Start of Block

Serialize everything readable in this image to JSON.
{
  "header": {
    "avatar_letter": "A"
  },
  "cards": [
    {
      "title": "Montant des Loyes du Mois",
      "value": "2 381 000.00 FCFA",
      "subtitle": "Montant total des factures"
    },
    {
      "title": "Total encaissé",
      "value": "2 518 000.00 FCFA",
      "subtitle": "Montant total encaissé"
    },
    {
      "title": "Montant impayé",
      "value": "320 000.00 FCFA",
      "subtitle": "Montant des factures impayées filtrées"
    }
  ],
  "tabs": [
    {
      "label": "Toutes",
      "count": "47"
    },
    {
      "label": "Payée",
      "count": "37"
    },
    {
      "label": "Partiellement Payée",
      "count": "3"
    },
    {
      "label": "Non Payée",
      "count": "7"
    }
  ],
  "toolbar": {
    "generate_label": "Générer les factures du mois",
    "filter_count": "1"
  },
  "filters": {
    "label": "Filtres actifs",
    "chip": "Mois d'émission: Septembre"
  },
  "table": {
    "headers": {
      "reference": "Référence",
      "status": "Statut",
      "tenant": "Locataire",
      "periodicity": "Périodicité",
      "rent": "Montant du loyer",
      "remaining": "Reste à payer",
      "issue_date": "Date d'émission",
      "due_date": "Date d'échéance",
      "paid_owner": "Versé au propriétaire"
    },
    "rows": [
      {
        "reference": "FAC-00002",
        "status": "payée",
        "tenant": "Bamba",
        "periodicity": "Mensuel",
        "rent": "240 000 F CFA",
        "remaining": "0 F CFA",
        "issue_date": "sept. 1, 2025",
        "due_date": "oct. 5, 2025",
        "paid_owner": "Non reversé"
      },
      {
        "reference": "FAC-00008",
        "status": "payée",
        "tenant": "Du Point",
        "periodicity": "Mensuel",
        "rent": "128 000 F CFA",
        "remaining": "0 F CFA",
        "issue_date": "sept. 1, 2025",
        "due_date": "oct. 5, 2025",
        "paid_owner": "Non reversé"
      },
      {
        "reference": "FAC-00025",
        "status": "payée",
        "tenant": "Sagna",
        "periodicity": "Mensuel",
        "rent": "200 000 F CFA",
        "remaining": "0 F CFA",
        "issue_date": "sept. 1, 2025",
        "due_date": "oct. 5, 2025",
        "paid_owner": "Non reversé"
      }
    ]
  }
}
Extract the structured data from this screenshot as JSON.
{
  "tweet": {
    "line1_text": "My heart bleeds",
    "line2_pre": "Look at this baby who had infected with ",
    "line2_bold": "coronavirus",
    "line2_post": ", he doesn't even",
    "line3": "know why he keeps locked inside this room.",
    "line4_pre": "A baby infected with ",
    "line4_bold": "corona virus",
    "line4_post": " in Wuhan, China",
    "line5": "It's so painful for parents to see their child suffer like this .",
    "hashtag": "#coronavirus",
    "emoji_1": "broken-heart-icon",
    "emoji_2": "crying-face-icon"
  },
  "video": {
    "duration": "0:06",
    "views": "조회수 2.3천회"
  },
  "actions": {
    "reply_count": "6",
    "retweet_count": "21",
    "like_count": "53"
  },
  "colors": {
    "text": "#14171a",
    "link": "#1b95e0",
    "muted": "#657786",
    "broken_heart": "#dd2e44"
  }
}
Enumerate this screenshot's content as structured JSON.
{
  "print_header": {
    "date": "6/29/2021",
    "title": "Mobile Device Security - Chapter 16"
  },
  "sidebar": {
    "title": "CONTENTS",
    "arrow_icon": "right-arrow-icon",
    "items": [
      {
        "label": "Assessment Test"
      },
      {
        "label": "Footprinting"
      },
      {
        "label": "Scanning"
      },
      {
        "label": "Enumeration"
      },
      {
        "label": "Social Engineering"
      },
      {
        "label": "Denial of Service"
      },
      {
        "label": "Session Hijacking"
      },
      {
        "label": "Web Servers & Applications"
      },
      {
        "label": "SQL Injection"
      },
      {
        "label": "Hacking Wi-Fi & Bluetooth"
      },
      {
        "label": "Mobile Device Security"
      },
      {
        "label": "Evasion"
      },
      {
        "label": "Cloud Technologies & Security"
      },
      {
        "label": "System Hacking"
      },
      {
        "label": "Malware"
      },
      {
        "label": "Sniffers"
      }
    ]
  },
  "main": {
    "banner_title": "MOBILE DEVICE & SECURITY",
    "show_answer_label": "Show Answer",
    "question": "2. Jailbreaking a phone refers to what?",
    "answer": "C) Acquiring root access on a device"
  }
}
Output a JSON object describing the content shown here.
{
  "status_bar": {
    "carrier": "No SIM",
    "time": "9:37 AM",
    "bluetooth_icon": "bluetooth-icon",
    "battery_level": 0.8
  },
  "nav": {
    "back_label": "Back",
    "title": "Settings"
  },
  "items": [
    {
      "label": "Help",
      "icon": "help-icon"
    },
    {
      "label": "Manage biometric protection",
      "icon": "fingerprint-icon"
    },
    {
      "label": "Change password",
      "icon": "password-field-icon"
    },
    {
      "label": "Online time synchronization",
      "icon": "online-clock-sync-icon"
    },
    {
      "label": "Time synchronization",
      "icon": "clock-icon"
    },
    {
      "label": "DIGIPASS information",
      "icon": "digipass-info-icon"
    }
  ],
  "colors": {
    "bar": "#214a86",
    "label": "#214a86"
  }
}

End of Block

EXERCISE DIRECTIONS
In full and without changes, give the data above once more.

ANSWER SPACE
Serialize everything readable in this image to JSON.
{
  "header": {
    "avatar_letter": "A"
  },
  "cards": [
    {
      "title": "Montant des Loyes du Mois",
      "value": "2 381 000.00 FCFA",
      "subtitle": "Montant total des factures"
    },
    {
      "title": "Total encaissé",
      "value": "2 518 000.00 FCFA",
      "subtitle": "Montant total encaissé"
    },
    {
      "title": "Montant impayé",
      "value": "320 000.00 FCFA",
      "subtitle": "Montant des factures impayées filtrées"
    }
  ],
  "tabs": [
    {
      "label": "Toutes",
      "count": "47"
    },
    {
      "label": "Payée",
      "count": "37"
    },
    {
      "label": "Partiellement Payée",
      "count": "3"
    },
    {
      "label": "Non Payée",
      "count": "7"
    }
  ],
  "toolbar": {
    "generate_label": "Générer les factures du mois",
    "filter_count": "1"
  },
  "filters": {
    "label": "Filtres actifs",
    "chip": "Mois d'émission: Septembre"
  },
  "table": {
    "headers": {
      "reference": "Référence",
      "status": "Statut",
      "tenant": "Locataire",
      "periodicity": "Périodicité",
      "rent": "Montant du loyer",
      "remaining": "Reste à payer",
      "issue_date": "Date d'émission",
      "due_date": "Date d'échéance",
      "paid_owner": "Versé au propriétaire"
    },
    "rows": [
      {
        "reference": "FAC-00002",
        "status": "payée",
        "tenant": "Bamba",
        "periodicity": "Mensuel",
        "rent": "240 000 F CFA",
        "remaining": "0 F CFA",
        "issue_date": "sept. 1, 2025",
        "due_date": "oct. 5, 2025",
        "paid_owner": "Non reversé"
      },
      {
        "reference": "FAC-00008",
        "status": "payée",
        "tenant": "Du Point",
        "periodicity": "Mensuel",
        "rent": "128 000 F CFA",
        "remaining": "0 F CFA",
        "issue_date": "sept. 1, 2025",
        "due_date": "oct. 5, 2025",
        "paid_owner": "Non reversé"
      },
      {
        "reference": "FAC-00025",
        "status": "payée",
        "tenant": "Sagna",
        "periodicity": "Mensuel",
        "rent": "200 000 F CFA",
        "remaining": "0 F CFA",
        "issue_date": "sept. 1, 2025",
        "due_date": "oct. 5, 2025",
        "paid_owner": "Non reversé"
      }
    ]
  }
}
Extract the structured data from this screenshot as JSON.
{
  "tweet": {
    "line1_text": "My heart bleeds",
    "line2_pre": "Look at this baby who had infected with ",
    "line2_bold": "coronavirus",
    "line2_post": ", he doesn't even",
    "line3": "know why he keeps locked inside this room.",
    "line4_pre": "A baby infected with ",
    "line4_bold": "corona virus",
    "line4_post": " in Wuhan, China",
    "line5": "It's so painful for parents to see their child suffer like this .",
    "hashtag": "#coronavirus",
    "emoji_1": "broken-heart-icon",
    "emoji_2": "crying-face-icon"
  },
  "video": {
    "duration": "0:06",
    "views": "조회수 2.3천회"
  },
  "actions": {
    "reply_count": "6",
    "retweet_count": "21",
    "like_count": "53"
  },
  "colors": {
    "text": "#14171a",
    "link": "#1b95e0",
    "muted": "#657786",
    "broken_heart": "#dd2e44"
  }
}
Enumerate this screenshot's content as structured JSON.
{
  "print_header": {
    "date": "6/29/2021",
    "title": "Mobile Device Security - Chapter 16"
  },
  "sidebar": {
    "title": "CONTENTS",
    "arrow_icon": "right-arrow-icon",
    "items": [
      {
        "label": "Assessment Test"
      },
      {
        "label": "Footprinting"
      },
      {
        "label": "Scanning"
      },
      {
        "label": "Enumeration"
      },
      {
        "label": "Social Engineering"
      },
      {
        "label": "Denial of Service"
      },
      {
        "label": "Session Hijacking"
      },
      {
        "label": "Web Servers & Applications"
      },
      {
        "label": "SQL Injection"
      },
      {
        "label": "Hacking Wi-Fi & Bluetooth"
      },
      {
        "label": "Mobile Device Security"
      },
      {
        "label": "Evasion"
      },
      {
        "label": "Cloud Technologies & Security"
      },
      {
        "label": "System Hacking"
      },
      {
        "label": "Malware"
      },
      {
        "label": "Sniffers"
      }
    ]
  },
  "main": {
    "banner_title": "MOBILE DEVICE & SECURITY",
    "show_answer_label": "Show Answer",
    "question": "2. Jailbreaking a phone refers to what?",
    "answer": "C) Acquiring root access on a device"
  }
}
Output a JSON object describing the content shown here.
{
  "status_bar": {
    "carrier": "No SIM",
    "time": "9:37 AM",
    "bluetooth_icon": "bluetooth-icon",
    "battery_level": 0.8
  },
  "nav": {
    "back_label": "Back",
    "title": "Settings"
  },
  "items": [
    {
      "label": "Help",
      "icon": "help-icon"
    },
    {
      "label": "Manage biometric protection",
      "icon": "fingerprint-icon"
    },
    {
      "label": "Change password",
      "icon": "password-field-icon"
    },
    {
      "label": "Online time synchronization",
      "icon": "online-clock-sync-icon"
    },
    {
      "label": "Time synchronization",
      "icon": "clock-icon"
    },
    {
      "label": "DIGIPASS information",
      "icon": "digipass-info-icon"
    }
  ],
  "colors": {
    "bar": "#214a86",
    "label": "#214a86"
  }
}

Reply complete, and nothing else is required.